“I think he said the right thing as he is inaugurated, about his desire to see Korea play a larger role in the global stage. I think that’s shared across party lines in Korea, he’s intended to address the challenges of North Korea and the economy,” Stephens said.
“But I think no one in Korea and … others around the world are under the illusion about how difficult this is going to be.”
Speaking on CNBC’s “Street Signs Asia” after Yoon’s inauguration on Tuesday, Stephens discussed what to expect from Yoon’s leadership as he takes office.
“He’s starting office with what has [been a] historically low approval rating before he has even taken office. He won a very, very by a very narrow margin of less than 1% in the election,” she added.
Calling Yoon a “political neophyte,” Stephens said that local politics will be a “big challenge.”

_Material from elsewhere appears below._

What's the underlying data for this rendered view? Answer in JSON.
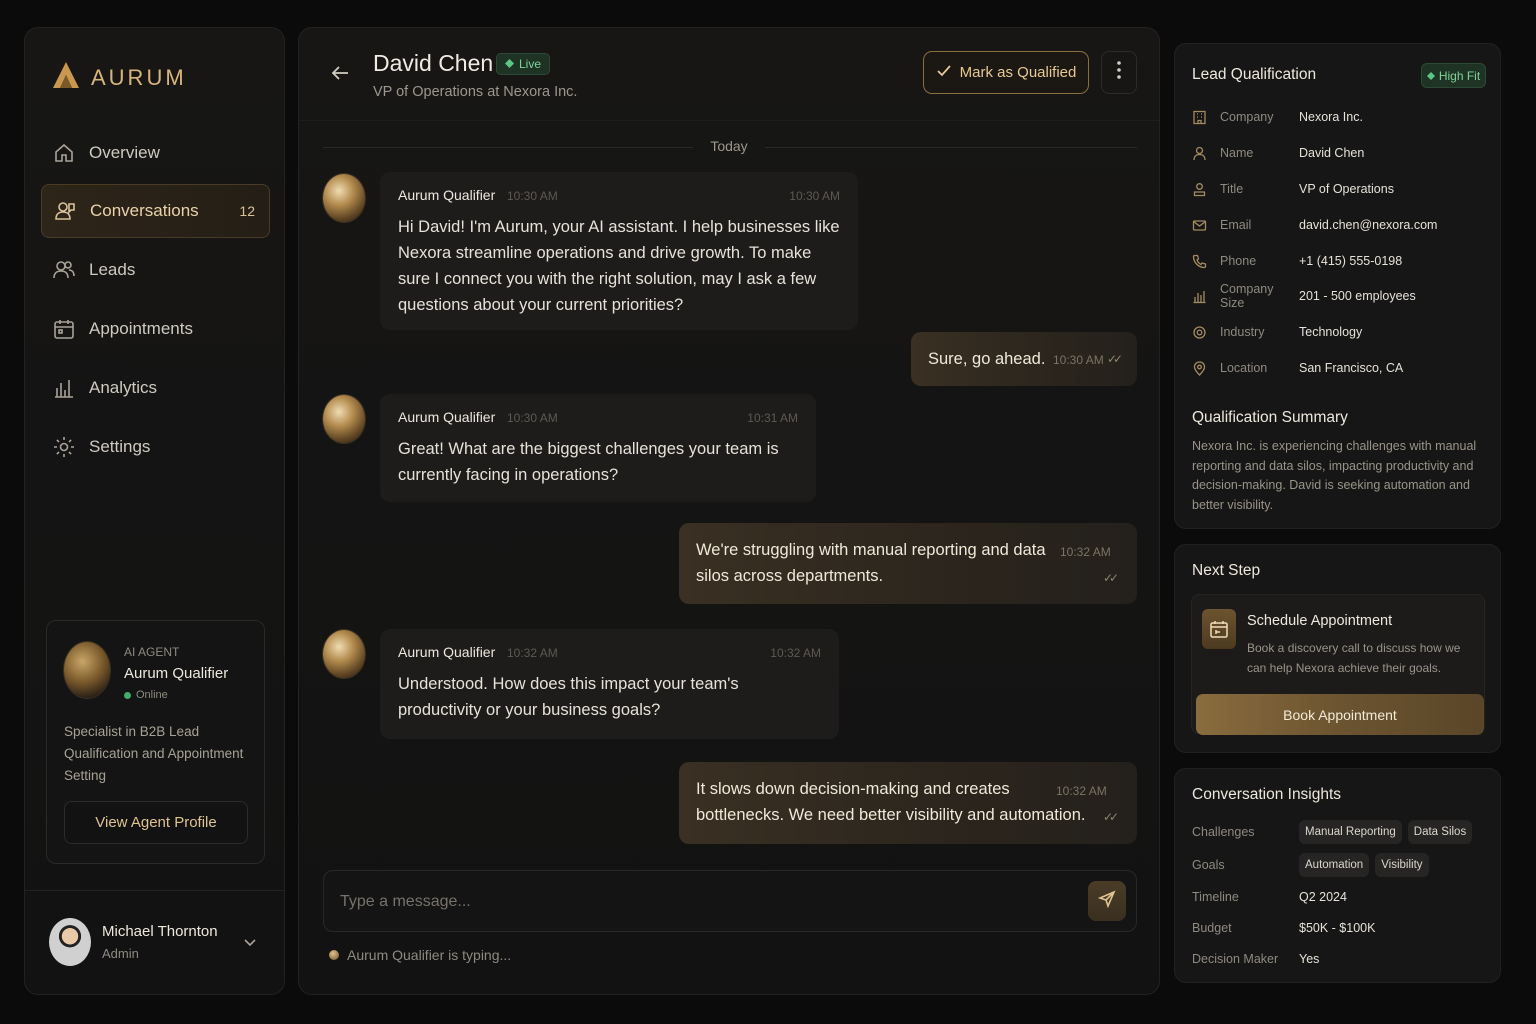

“He’s facing local elections happening on June 1, where his rival in the presidential election is running for the National Assembly seat … [which] is dominated by the other party.”

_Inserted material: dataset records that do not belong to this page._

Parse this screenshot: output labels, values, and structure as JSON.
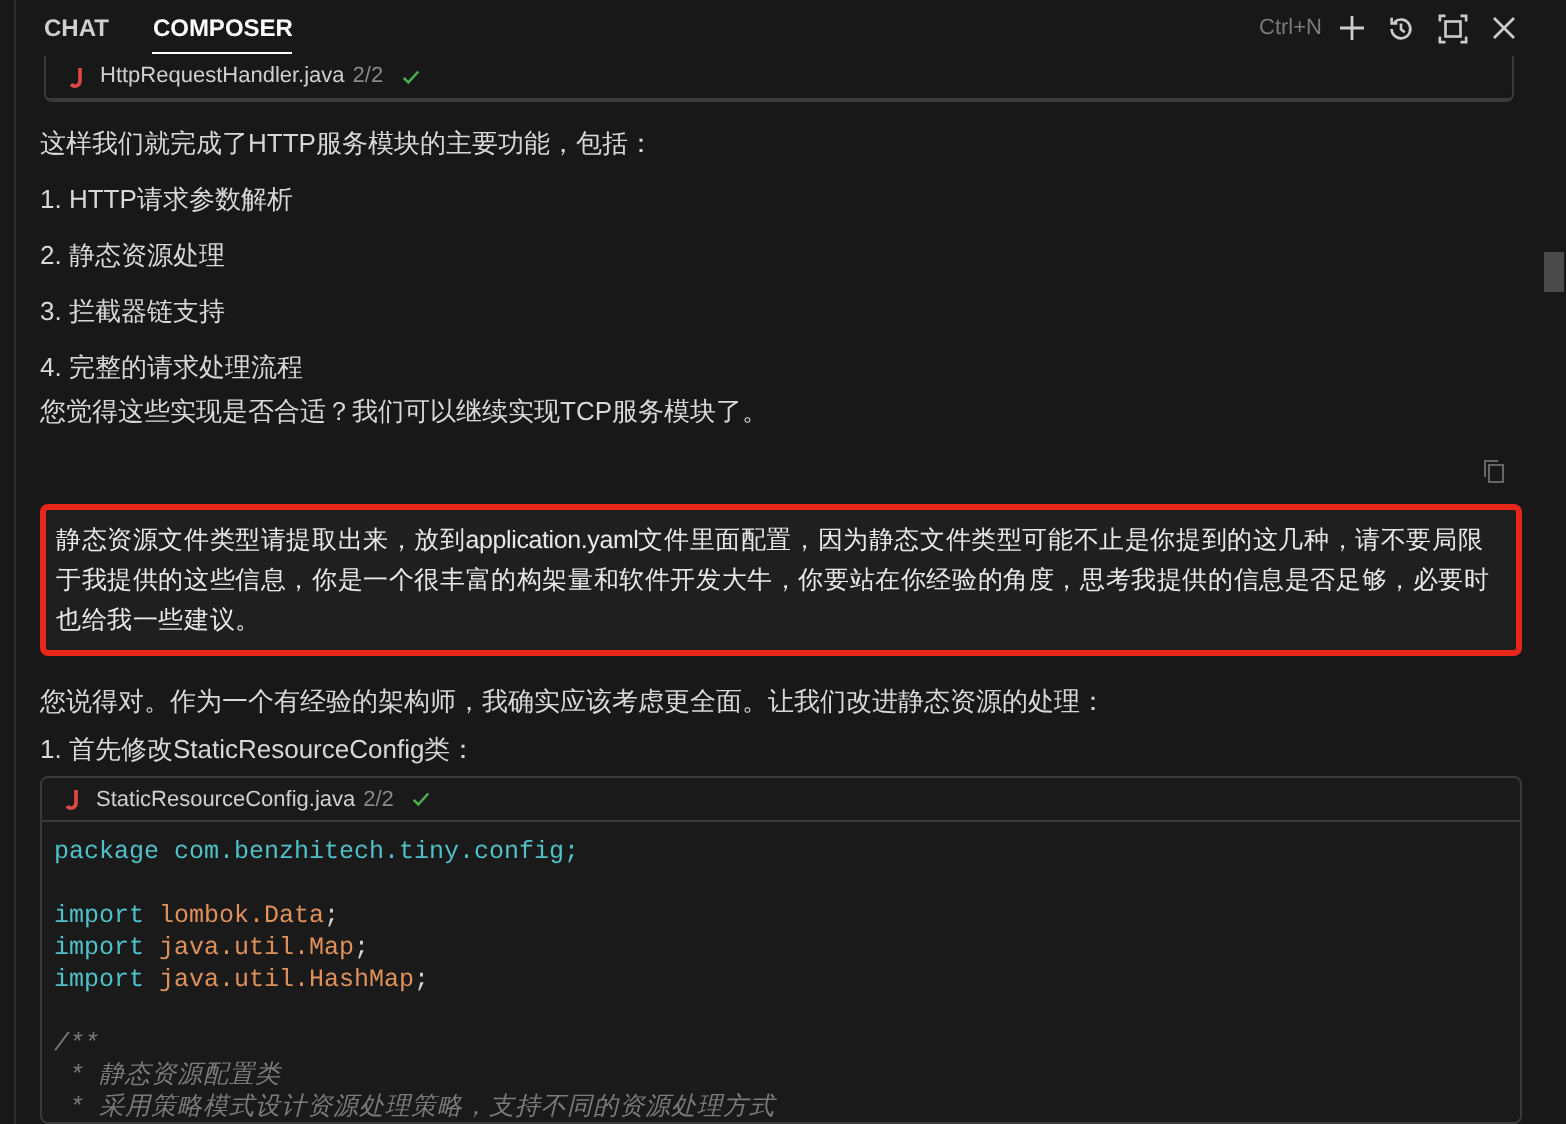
{
  "tabs": [
    {
      "label": "CHAT",
      "selected": false
    },
    {
      "label": "COMPOSER",
      "selected": true
    }
  ],
  "shortcut": "Ctrl+N",
  "top_file": {
    "name": "HttpRequestHandler.java",
    "count": "2/2",
    "applied": true
  },
  "reply_1": {
    "intro": "这样我们就完成了HTTP服务模块的主要功能，包括：",
    "items": [
      "1. HTTP请求参数解析",
      "2. 静态资源处理",
      "3. 拦截器链支持",
      "4. 完整的请求处理流程"
    ],
    "outro": "您觉得这些实现是否合适？我们可以继续实现TCP服务模块了。"
  },
  "user_message": {
    "text": "静态资源文件类型请提取出来，放到application.yaml文件里面配置，因为静态文件类型可能不止是你提到的这几种，请不要局限于我提供的这些信息，你是一个很丰富的构架量和软件开发大牛，你要站在你经验的角度，思考我提供的信息是否足够，必要时也给我一些建议。",
    "highlighted": true
  },
  "reply_2": {
    "intro": "您说得对。作为一个有经验的架构师，我确实应该考虑更全面。让我们改进静态资源的处理：",
    "step": "1. 首先修改StaticResourceConfig类："
  },
  "code_file": {
    "name": "StaticResourceConfig.java",
    "count": "2/2",
    "applied": true,
    "lines": [
      [
        {
          "kind": "keyword",
          "text": "package com.benzhitech.tiny.config;"
        }
      ],
      {
        "kind": "blank"
      },
      [
        {
          "kind": "keyword",
          "text": "import "
        },
        {
          "kind": "name",
          "text": "lombok.Data"
        },
        {
          "kind": "plain",
          "text": ";"
        }
      ],
      [
        {
          "kind": "keyword",
          "text": "import "
        },
        {
          "kind": "name",
          "text": "java.util.Map"
        },
        {
          "kind": "plain",
          "text": ";"
        }
      ],
      [
        {
          "kind": "keyword",
          "text": "import "
        },
        {
          "kind": "name",
          "text": "java.util.HashMap"
        },
        {
          "kind": "plain",
          "text": ";"
        }
      ],
      {
        "kind": "blank"
      },
      [
        {
          "kind": "comment",
          "text": "/**"
        }
      ],
      [
        {
          "kind": "comment",
          "text": " * 静态资源配置类"
        }
      ],
      [
        {
          "kind": "comment",
          "text": " * 采用策略模式设计资源处理策略，支持不同的资源处理方式"
        }
      ]
    ]
  }
}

She was referring to Lee Jae-myung, who was Yoon’s opponent from the Democratic Party. Yoon defeated Lee with 48.6% of the vote.
Navigating a ‘geopolitical flux’
Yoon has neither political experience nor foreign policy experience, said Stephens.
“He is a lifelong prosecutor and lawyer. What he has done is recruit a team … many of them worked for previous conservative president Lee Myung-bak,” she added.
“I think what we will see is a tougher rhetorical line on North Korea … a more robust effort to have things like military exercises to demonstrate deterrence against North Korea, to build up South Korean military capacity, to make sure the U.S. Korea security alliance is very, very strong.”
However, Stephens said that Yoon will be looking out for chances to open up “space for dialogue” with North Korea, something which has been “true of previous conservative presidents.”
Other tasks that Yoon faces include managing a “fractious relationship with China” while growing closer to the United States, she added.
Tom Rafferty, Asia regional director at The Economist Intelligence Unit, had previously shared with CNBC that Yoon has signaled he would pursue closer relations with the United States. However, that could affect Seoul’s relations with China, South Korea’s largest export market.
With this “geopolitical flux” in mind, Stephens said that Yoon’s room for maneuver is fairly small, especially since he is “untested as a leader.”
“But at the same time, there is a strong kind of bipartisan-based approach that has worked for [South] Korea for a long time.”
Biden and Yoon’s first meeting
U.S. President Joe Biden will be visiting South Korea and meeting Yoon for the first time on May 21. Stephens said that’s a “very gracious and graceful sign.”
“The American president and the Washington establishment recognizes that [South] Korea is a democracy … and that the alliance transcends hopefully, partisan divides,” she added.
“This will be our first chance to see really how President Yoon operates in the international environment.”
Biden had previously expressed urgency in passing the Bipartisan Innovation Act, a multibillion dollar investment in the U.S. semiconductor industry. That makes the meeting “even more important,” Stephens said, given that South Korea is a critical global player in the industry.
“I think that will be an important element of their discussion of how the United States and South Korea … can work together for secure technology, secure supply chains,” she added.